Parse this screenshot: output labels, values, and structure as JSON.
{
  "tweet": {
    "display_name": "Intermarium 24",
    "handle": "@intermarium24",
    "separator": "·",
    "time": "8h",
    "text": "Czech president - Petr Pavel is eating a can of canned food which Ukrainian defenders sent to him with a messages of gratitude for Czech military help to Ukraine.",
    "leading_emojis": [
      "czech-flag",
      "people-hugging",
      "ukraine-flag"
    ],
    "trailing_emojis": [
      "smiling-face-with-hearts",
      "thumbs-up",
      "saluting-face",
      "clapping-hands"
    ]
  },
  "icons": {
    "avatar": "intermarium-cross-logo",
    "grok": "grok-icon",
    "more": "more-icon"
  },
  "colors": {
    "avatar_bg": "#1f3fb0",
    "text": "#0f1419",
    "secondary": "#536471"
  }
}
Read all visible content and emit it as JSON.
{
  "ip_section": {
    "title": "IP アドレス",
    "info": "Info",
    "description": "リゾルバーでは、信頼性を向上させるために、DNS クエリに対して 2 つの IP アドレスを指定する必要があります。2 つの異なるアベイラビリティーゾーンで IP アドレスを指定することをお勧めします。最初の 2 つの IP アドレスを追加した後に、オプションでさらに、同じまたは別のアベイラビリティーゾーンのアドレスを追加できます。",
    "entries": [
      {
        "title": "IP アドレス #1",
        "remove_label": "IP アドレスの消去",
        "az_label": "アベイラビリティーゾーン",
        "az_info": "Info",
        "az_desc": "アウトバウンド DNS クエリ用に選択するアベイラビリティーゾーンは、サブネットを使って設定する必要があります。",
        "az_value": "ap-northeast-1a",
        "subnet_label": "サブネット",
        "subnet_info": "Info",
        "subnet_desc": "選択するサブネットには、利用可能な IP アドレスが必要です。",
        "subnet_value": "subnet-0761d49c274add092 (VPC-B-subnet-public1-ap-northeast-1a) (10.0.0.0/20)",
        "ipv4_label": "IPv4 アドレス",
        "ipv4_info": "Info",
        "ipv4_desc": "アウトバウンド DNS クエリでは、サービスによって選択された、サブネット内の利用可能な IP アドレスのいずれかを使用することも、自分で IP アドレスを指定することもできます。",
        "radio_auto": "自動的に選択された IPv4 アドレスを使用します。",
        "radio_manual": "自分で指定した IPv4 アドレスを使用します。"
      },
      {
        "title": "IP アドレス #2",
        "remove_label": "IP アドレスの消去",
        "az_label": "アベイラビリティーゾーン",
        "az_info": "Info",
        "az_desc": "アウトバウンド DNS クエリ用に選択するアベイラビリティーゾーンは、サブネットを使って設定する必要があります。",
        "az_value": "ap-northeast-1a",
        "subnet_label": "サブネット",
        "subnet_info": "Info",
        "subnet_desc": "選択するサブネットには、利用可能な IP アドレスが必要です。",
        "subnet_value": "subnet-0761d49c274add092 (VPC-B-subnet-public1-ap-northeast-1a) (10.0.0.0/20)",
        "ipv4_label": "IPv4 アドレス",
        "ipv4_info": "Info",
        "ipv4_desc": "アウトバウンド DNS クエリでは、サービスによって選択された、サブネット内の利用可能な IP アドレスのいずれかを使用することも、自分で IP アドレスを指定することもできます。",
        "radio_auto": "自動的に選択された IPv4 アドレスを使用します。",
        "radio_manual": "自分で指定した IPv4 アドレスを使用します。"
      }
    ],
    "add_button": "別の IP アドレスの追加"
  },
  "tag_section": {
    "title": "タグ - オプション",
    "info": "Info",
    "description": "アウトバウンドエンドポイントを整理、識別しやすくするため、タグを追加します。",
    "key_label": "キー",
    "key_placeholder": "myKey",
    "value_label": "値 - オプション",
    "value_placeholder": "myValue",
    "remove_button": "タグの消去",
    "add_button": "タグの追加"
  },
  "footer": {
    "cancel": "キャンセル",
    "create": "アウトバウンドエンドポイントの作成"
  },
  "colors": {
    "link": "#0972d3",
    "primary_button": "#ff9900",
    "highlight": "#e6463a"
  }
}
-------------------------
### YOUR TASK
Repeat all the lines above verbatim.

### ANSWER BELOW
Parse this screenshot: output labels, values, and structure as JSON.
{
  "tweet": {
    "display_name": "Intermarium 24",
    "handle": "@intermarium24",
    "separator": "·",
    "time": "8h",
    "text": "Czech president - Petr Pavel is eating a can of canned food which Ukrainian defenders sent to him with a messages of gratitude for Czech military help to Ukraine.",
    "leading_emojis": [
      "czech-flag",
      "people-hugging",
      "ukraine-flag"
    ],
    "trailing_emojis": [
      "smiling-face-with-hearts",
      "thumbs-up",
      "saluting-face",
      "clapping-hands"
    ]
  },
  "icons": {
    "avatar": "intermarium-cross-logo",
    "grok": "grok-icon",
    "more": "more-icon"
  },
  "colors": {
    "avatar_bg": "#1f3fb0",
    "text": "#0f1419",
    "secondary": "#536471"
  }
}
Read all visible content and emit it as JSON.
{
  "ip_section": {
    "title": "IP アドレス",
    "info": "Info",
    "description": "リゾルバーでは、信頼性を向上させるために、DNS クエリに対して 2 つの IP アドレスを指定する必要があります。2 つの異なるアベイラビリティーゾーンで IP アドレスを指定することをお勧めします。最初の 2 つの IP アドレスを追加した後に、オプションでさらに、同じまたは別のアベイラビリティーゾーンのアドレスを追加できます。",
    "entries": [
      {
        "title": "IP アドレス #1",
        "remove_label": "IP アドレスの消去",
        "az_label": "アベイラビリティーゾーン",
        "az_info": "Info",
        "az_desc": "アウトバウンド DNS クエリ用に選択するアベイラビリティーゾーンは、サブネットを使って設定する必要があります。",
        "az_value": "ap-northeast-1a",
        "subnet_label": "サブネット",
        "subnet_info": "Info",
        "subnet_desc": "選択するサブネットには、利用可能な IP アドレスが必要です。",
        "subnet_value": "subnet-0761d49c274add092 (VPC-B-subnet-public1-ap-northeast-1a) (10.0.0.0/20)",
        "ipv4_label": "IPv4 アドレス",
        "ipv4_info": "Info",
        "ipv4_desc": "アウトバウンド DNS クエリでは、サービスによって選択された、サブネット内の利用可能な IP アドレスのいずれかを使用することも、自分で IP アドレスを指定することもできます。",
        "radio_auto": "自動的に選択された IPv4 アドレスを使用します。",
        "radio_manual": "自分で指定した IPv4 アドレスを使用します。"
      },
      {
        "title": "IP アドレス #2",
        "remove_label": "IP アドレスの消去",
        "az_label": "アベイラビリティーゾーン",
        "az_info": "Info",
        "az_desc": "アウトバウンド DNS クエリ用に選択するアベイラビリティーゾーンは、サブネットを使って設定する必要があります。",
        "az_value": "ap-northeast-1a",
        "subnet_label": "サブネット",
        "subnet_info": "Info",
        "subnet_desc": "選択するサブネットには、利用可能な IP アドレスが必要です。",
        "subnet_value": "subnet-0761d49c274add092 (VPC-B-subnet-public1-ap-northeast-1a) (10.0.0.0/20)",
        "ipv4_label": "IPv4 アドレス",
        "ipv4_info": "Info",
        "ipv4_desc": "アウトバウンド DNS クエリでは、サービスによって選択された、サブネット内の利用可能な IP アドレスのいずれかを使用することも、自分で IP アドレスを指定することもできます。",
        "radio_auto": "自動的に選択された IPv4 アドレスを使用します。",
        "radio_manual": "自分で指定した IPv4 アドレスを使用します。"
      }
    ],
    "add_button": "別の IP アドレスの追加"
  },
  "tag_section": {
    "title": "タグ - オプション",
    "info": "Info",
    "description": "アウトバウンドエンドポイントを整理、識別しやすくするため、タグを追加します。",
    "key_label": "キー",
    "key_placeholder": "myKey",
    "value_label": "値 - オプション",
    "value_placeholder": "myValue",
    "remove_button": "タグの消去",
    "add_button": "タグの追加"
  },
  "footer": {
    "cancel": "キャンセル",
    "create": "アウトバウンドエンドポイントの作成"
  },
  "colors": {
    "link": "#0972d3",
    "primary_button": "#ff9900",
    "highlight": "#e6463a"
  }
}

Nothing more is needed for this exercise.